> _The task_:
Repeat the lines below exactly as they appear, but leave out the images.

* * * *

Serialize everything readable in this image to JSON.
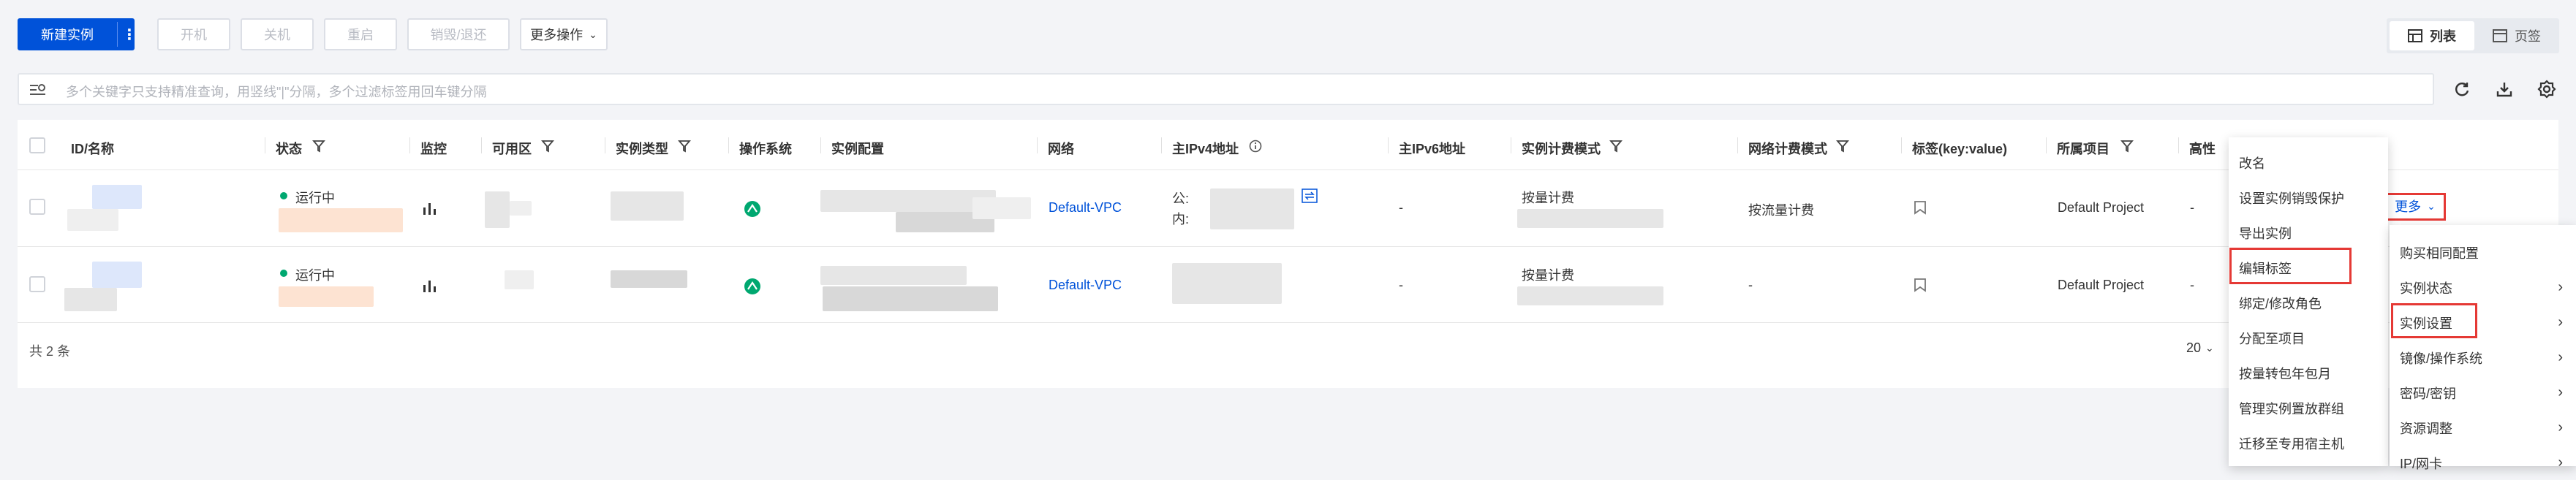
{
  "toolbar": {
    "new_instance": "新建实例",
    "new_instance_more": "⋮",
    "start": "开机",
    "shutdown": "关机",
    "restart": "重启",
    "destroy": "销毁/退还",
    "more_ops": "更多操作",
    "view_list": "列表",
    "view_tab": "页签"
  },
  "search": {
    "placeholder": "多个关键字只支持精准查询，用竖线\"|\"分隔，多个过滤标签用回车键分隔"
  },
  "table": {
    "columns": [
      "ID/名称",
      "状态",
      "监控",
      "可用区",
      "实例类型",
      "操作系统",
      "实例配置",
      "网络",
      "主IPv4地址",
      "主IPv6地址",
      "实例计费模式",
      "网络计费模式",
      "标签(key:value)",
      "所属项目",
      "高性"
    ],
    "rows": [
      {
        "status": "运行中",
        "network": "Default-VPC",
        "ipv4_public_prefix": "公:",
        "ipv4_private_prefix": "内:",
        "ipv6": "-",
        "billing": "按量计费",
        "net_billing": "按流量计费",
        "project": "Default Project",
        "dash": "-",
        "more": "更多"
      },
      {
        "status": "运行中",
        "network": "Default-VPC",
        "ipv6": "-",
        "billing": "按量计费",
        "net_billing": "-",
        "project": "Default Project",
        "dash": "-"
      }
    ],
    "total": "共 2 条",
    "page_size": "20"
  },
  "more_menu": {
    "items": [
      "改名",
      "设置实例销毁保护",
      "导出实例",
      "编辑标签",
      "绑定/修改角色",
      "分配至项目",
      "按量转包年包月",
      "管理实例置放群组",
      "迁移至专用宿主机"
    ]
  },
  "ops_menu": {
    "items": [
      "购买相同配置",
      "实例状态",
      "实例设置",
      "镜像/操作系统",
      "密码/密钥",
      "资源调整",
      "IP/网卡"
    ]
  },
  "colors": {
    "primary": "#0052d9",
    "running": "#00a870",
    "highlight": "#e53935"
  }
}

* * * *

> _Answer to the exercise_:
Serialize everything readable in this image to JSON.
{
  "toolbar": {
    "new_instance": "新建实例",
    "new_instance_more": "⋮",
    "start": "开机",
    "shutdown": "关机",
    "restart": "重启",
    "destroy": "销毁/退还",
    "more_ops": "更多操作",
    "view_list": "列表",
    "view_tab": "页签"
  },
  "search": {
    "placeholder": "多个关键字只支持精准查询，用竖线\"|\"分隔，多个过滤标签用回车键分隔"
  },
  "table": {
    "columns": [
      "ID/名称",
      "状态",
      "监控",
      "可用区",
      "实例类型",
      "操作系统",
      "实例配置",
      "网络",
      "主IPv4地址",
      "主IPv6地址",
      "实例计费模式",
      "网络计费模式",
      "标签(key:value)",
      "所属项目",
      "高性"
    ],
    "rows": [
      {
        "status": "运行中",
        "network": "Default-VPC",
        "ipv4_public_prefix": "公:",
        "ipv4_private_prefix": "内:",
        "ipv6": "-",
        "billing": "按量计费",
        "net_billing": "按流量计费",
        "project": "Default Project",
        "dash": "-",
        "more": "更多"
      },
      {
        "status": "运行中",
        "network": "Default-VPC",
        "ipv6": "-",
        "billing": "按量计费",
        "net_billing": "-",
        "project": "Default Project",
        "dash": "-"
      }
    ],
    "total": "共 2 条",
    "page_size": "20"
  },
  "more_menu": {
    "items": [
      "改名",
      "设置实例销毁保护",
      "导出实例",
      "编辑标签",
      "绑定/修改角色",
      "分配至项目",
      "按量转包年包月",
      "管理实例置放群组",
      "迁移至专用宿主机"
    ]
  },
  "ops_menu": {
    "items": [
      "购买相同配置",
      "实例状态",
      "实例设置",
      "镜像/操作系统",
      "密码/密钥",
      "资源调整",
      "IP/网卡"
    ]
  },
  "colors": {
    "primary": "#0052d9",
    "running": "#00a870",
    "highlight": "#e53935"
  }
}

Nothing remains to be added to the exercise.